▶ **Task to complete**:
Exact copies of the records below are needed, free of pictures.

____________________

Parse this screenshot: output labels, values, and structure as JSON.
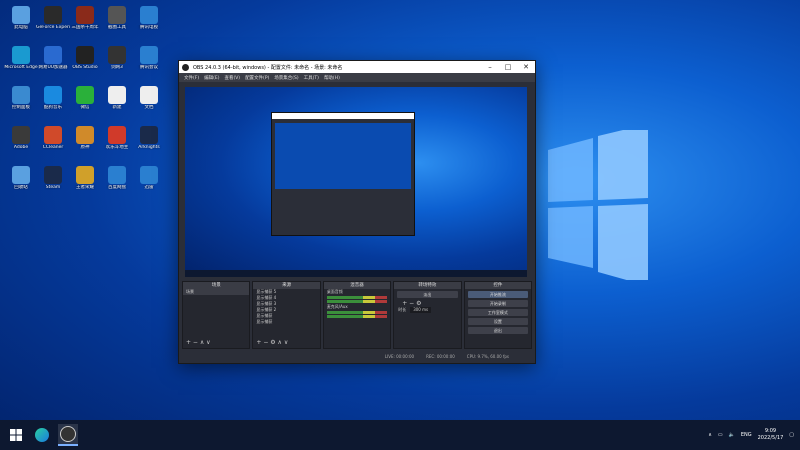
{
  "desktop": {
    "icons": [
      {
        "label": "此电脑",
        "color": "#5aa0e0"
      },
      {
        "label": "GeForce Experience",
        "color": "#2a2a2a"
      },
      {
        "label": "三国杀十周年",
        "color": "#8a2a1a"
      },
      {
        "label": "截图工具",
        "color": "#555"
      },
      {
        "label": "腾讯电视",
        "color": "#2a7fd0"
      },
      {
        "label": "Microsoft Edge",
        "color": "#1a9ad0"
      },
      {
        "label": "网易UU加速器",
        "color": "#2a6ad0"
      },
      {
        "label": "OBS Studio",
        "color": "#222"
      },
      {
        "label": "剑网3",
        "color": "#333"
      },
      {
        "label": "腾讯会议",
        "color": "#2a7fd0"
      },
      {
        "label": "控制面板",
        "color": "#3a8ad0"
      },
      {
        "label": "酷狗音乐",
        "color": "#1a8ae0"
      },
      {
        "label": "微信",
        "color": "#2ab03a"
      },
      {
        "label": "新建",
        "color": "#eee"
      },
      {
        "label": "文档",
        "color": "#eee"
      },
      {
        "label": "Adobe",
        "color": "#3a3a3a"
      },
      {
        "label": "CCleaner",
        "color": "#d04a2a"
      },
      {
        "label": "原神",
        "color": "#d08a2a"
      },
      {
        "label": "欢乐斗地主",
        "color": "#d03a2a"
      },
      {
        "label": "Arknights",
        "color": "#1a2a4a"
      },
      {
        "label": "回收站",
        "color": "#5aa0e0"
      },
      {
        "label": "Steam",
        "color": "#1a2a4a"
      },
      {
        "label": "王者荣耀",
        "color": "#d0a02a"
      },
      {
        "label": "百度网盘",
        "color": "#2a7fd0"
      },
      {
        "label": "迅雷",
        "color": "#2a7fd0"
      }
    ]
  },
  "obs": {
    "title": "OBS 24.0.3 (64-bit, windows) - 配置文件: 未命名 - 场景: 未命名",
    "menu": [
      "文件(F)",
      "编辑(E)",
      "查看(V)",
      "配置文件(P)",
      "场景集合(S)",
      "工具(T)",
      "帮助(H)"
    ],
    "docks": {
      "scenes": {
        "title": "场景",
        "items": [
          "场景"
        ]
      },
      "sources": {
        "title": "来源",
        "items": [
          "显示捕获 5",
          "显示捕获 4",
          "显示捕获 3",
          "显示捕获 2",
          "显示捕获",
          "显示捕获"
        ]
      },
      "mixer": {
        "title": "混音器",
        "items": [
          "桌面音频",
          "麦克风/Aux"
        ]
      },
      "transitions": {
        "title": "转场特效",
        "mode": "淡出",
        "duration_label": "时长",
        "duration": "300 ms"
      },
      "controls": {
        "title": "控件",
        "buttons": [
          "开始推流",
          "开始录制",
          "工作室模式",
          "设置",
          "退出"
        ]
      }
    },
    "status": {
      "live": "LIVE: 00:00:00",
      "rec": "REC: 00:00:00",
      "cpu": "CPU: 9.7%, 60.00 fps"
    }
  },
  "taskbar": {
    "lang": "ENG",
    "time": "9:09",
    "date": "2022/5/17"
  }
}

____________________

▶ **Output below**:
Parse this screenshot: output labels, values, and structure as JSON.
{
  "desktop": {
    "icons": [
      {
        "label": "此电脑",
        "color": "#5aa0e0"
      },
      {
        "label": "GeForce Experience",
        "color": "#2a2a2a"
      },
      {
        "label": "三国杀十周年",
        "color": "#8a2a1a"
      },
      {
        "label": "截图工具",
        "color": "#555"
      },
      {
        "label": "腾讯电视",
        "color": "#2a7fd0"
      },
      {
        "label": "Microsoft Edge",
        "color": "#1a9ad0"
      },
      {
        "label": "网易UU加速器",
        "color": "#2a6ad0"
      },
      {
        "label": "OBS Studio",
        "color": "#222"
      },
      {
        "label": "剑网3",
        "color": "#333"
      },
      {
        "label": "腾讯会议",
        "color": "#2a7fd0"
      },
      {
        "label": "控制面板",
        "color": "#3a8ad0"
      },
      {
        "label": "酷狗音乐",
        "color": "#1a8ae0"
      },
      {
        "label": "微信",
        "color": "#2ab03a"
      },
      {
        "label": "新建",
        "color": "#eee"
      },
      {
        "label": "文档",
        "color": "#eee"
      },
      {
        "label": "Adobe",
        "color": "#3a3a3a"
      },
      {
        "label": "CCleaner",
        "color": "#d04a2a"
      },
      {
        "label": "原神",
        "color": "#d08a2a"
      },
      {
        "label": "欢乐斗地主",
        "color": "#d03a2a"
      },
      {
        "label": "Arknights",
        "color": "#1a2a4a"
      },
      {
        "label": "回收站",
        "color": "#5aa0e0"
      },
      {
        "label": "Steam",
        "color": "#1a2a4a"
      },
      {
        "label": "王者荣耀",
        "color": "#d0a02a"
      },
      {
        "label": "百度网盘",
        "color": "#2a7fd0"
      },
      {
        "label": "迅雷",
        "color": "#2a7fd0"
      }
    ]
  },
  "obs": {
    "title": "OBS 24.0.3 (64-bit, windows) - 配置文件: 未命名 - 场景: 未命名",
    "menu": [
      "文件(F)",
      "编辑(E)",
      "查看(V)",
      "配置文件(P)",
      "场景集合(S)",
      "工具(T)",
      "帮助(H)"
    ],
    "docks": {
      "scenes": {
        "title": "场景",
        "items": [
          "场景"
        ]
      },
      "sources": {
        "title": "来源",
        "items": [
          "显示捕获 5",
          "显示捕获 4",
          "显示捕获 3",
          "显示捕获 2",
          "显示捕获",
          "显示捕获"
        ]
      },
      "mixer": {
        "title": "混音器",
        "items": [
          "桌面音频",
          "麦克风/Aux"
        ]
      },
      "transitions": {
        "title": "转场特效",
        "mode": "淡出",
        "duration_label": "时长",
        "duration": "300 ms"
      },
      "controls": {
        "title": "控件",
        "buttons": [
          "开始推流",
          "开始录制",
          "工作室模式",
          "设置",
          "退出"
        ]
      }
    },
    "status": {
      "live": "LIVE: 00:00:00",
      "rec": "REC: 00:00:00",
      "cpu": "CPU: 9.7%, 60.00 fps"
    }
  },
  "taskbar": {
    "lang": "ENG",
    "time": "9:09",
    "date": "2022/5/17"
  }
}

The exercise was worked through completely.